Component data from apps and pages
######

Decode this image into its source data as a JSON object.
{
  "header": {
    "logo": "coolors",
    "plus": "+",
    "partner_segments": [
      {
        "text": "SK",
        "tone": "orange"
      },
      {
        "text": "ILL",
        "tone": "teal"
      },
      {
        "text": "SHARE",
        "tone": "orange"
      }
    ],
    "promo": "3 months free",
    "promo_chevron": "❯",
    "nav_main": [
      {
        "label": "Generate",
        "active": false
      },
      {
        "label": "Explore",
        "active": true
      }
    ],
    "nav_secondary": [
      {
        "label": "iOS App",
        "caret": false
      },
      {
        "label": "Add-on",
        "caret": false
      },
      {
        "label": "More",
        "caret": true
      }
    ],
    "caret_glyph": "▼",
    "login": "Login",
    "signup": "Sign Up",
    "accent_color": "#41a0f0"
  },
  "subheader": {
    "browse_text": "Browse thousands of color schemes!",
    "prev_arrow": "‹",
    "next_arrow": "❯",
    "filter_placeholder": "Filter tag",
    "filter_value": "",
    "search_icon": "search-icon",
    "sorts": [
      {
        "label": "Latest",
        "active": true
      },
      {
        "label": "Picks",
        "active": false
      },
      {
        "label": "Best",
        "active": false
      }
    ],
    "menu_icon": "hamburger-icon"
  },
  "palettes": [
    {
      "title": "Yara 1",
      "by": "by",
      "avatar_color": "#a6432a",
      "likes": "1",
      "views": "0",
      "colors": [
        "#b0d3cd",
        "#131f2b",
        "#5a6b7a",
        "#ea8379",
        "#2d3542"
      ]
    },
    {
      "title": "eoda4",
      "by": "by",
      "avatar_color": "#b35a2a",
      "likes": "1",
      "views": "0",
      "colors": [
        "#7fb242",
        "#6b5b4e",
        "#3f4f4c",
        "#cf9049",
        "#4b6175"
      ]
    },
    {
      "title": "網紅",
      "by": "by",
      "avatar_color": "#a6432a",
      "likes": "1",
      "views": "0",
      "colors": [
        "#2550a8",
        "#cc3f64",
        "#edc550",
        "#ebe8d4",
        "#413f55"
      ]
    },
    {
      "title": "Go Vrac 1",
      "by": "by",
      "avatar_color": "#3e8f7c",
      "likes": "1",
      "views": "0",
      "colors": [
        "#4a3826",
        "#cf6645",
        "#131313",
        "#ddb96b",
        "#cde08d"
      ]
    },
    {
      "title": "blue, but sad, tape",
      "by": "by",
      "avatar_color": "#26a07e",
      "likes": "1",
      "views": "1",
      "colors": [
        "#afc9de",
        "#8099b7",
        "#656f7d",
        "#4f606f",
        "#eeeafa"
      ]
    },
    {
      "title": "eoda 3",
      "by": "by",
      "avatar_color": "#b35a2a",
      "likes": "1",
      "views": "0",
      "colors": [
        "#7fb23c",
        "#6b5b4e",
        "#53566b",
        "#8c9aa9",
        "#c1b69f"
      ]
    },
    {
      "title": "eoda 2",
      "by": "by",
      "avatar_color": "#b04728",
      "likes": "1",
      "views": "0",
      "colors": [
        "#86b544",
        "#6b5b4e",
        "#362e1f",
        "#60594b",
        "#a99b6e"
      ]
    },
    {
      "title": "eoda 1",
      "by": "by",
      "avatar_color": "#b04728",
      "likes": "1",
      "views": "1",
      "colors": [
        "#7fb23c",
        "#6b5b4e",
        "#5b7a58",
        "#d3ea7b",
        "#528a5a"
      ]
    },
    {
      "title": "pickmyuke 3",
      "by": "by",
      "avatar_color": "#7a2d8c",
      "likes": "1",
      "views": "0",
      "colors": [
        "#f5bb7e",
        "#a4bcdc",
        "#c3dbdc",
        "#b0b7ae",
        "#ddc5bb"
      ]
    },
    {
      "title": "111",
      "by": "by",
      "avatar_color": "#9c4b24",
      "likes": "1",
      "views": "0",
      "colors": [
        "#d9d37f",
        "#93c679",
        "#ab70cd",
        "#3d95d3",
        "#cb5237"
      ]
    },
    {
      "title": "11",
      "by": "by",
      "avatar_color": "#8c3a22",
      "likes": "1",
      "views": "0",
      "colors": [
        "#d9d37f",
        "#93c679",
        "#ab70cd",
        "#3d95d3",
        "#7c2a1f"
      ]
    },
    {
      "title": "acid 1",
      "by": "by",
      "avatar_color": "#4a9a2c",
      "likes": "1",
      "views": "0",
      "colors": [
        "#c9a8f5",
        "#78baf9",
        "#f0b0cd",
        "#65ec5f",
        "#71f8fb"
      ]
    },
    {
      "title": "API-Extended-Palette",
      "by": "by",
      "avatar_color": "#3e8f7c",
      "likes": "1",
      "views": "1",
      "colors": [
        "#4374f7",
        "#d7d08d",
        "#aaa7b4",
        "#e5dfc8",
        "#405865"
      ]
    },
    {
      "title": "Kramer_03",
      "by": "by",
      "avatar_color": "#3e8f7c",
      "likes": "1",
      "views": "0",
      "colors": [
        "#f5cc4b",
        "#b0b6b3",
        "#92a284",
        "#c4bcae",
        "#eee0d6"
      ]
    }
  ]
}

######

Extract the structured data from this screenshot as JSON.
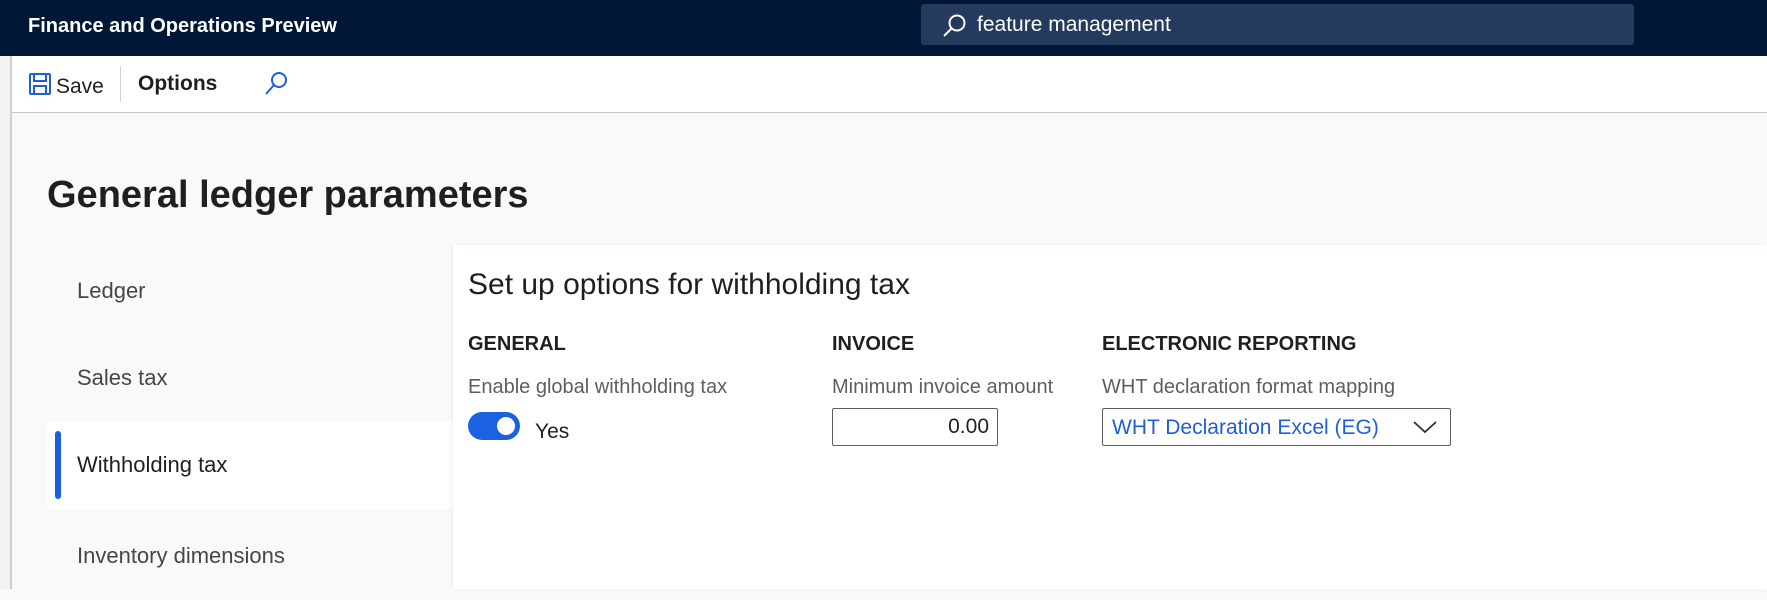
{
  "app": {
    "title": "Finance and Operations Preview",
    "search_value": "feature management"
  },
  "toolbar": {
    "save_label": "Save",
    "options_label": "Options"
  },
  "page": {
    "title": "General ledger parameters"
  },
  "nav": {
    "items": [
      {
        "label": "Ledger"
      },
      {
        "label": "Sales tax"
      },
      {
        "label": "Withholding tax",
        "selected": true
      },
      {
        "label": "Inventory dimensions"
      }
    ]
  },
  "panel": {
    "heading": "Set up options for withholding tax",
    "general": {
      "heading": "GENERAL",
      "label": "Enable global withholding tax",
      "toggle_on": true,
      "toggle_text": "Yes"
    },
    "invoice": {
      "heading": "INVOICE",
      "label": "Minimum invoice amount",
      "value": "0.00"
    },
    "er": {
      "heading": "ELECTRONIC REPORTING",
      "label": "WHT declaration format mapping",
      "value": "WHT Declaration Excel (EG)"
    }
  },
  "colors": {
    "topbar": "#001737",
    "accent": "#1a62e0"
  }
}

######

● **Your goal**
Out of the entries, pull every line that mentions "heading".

● **Written answer**
    "heading": "Set up options for withholding tax",
      "heading": "GENERAL",
      "heading": "INVOICE",
      "heading": "ELECTRONIC REPORTING",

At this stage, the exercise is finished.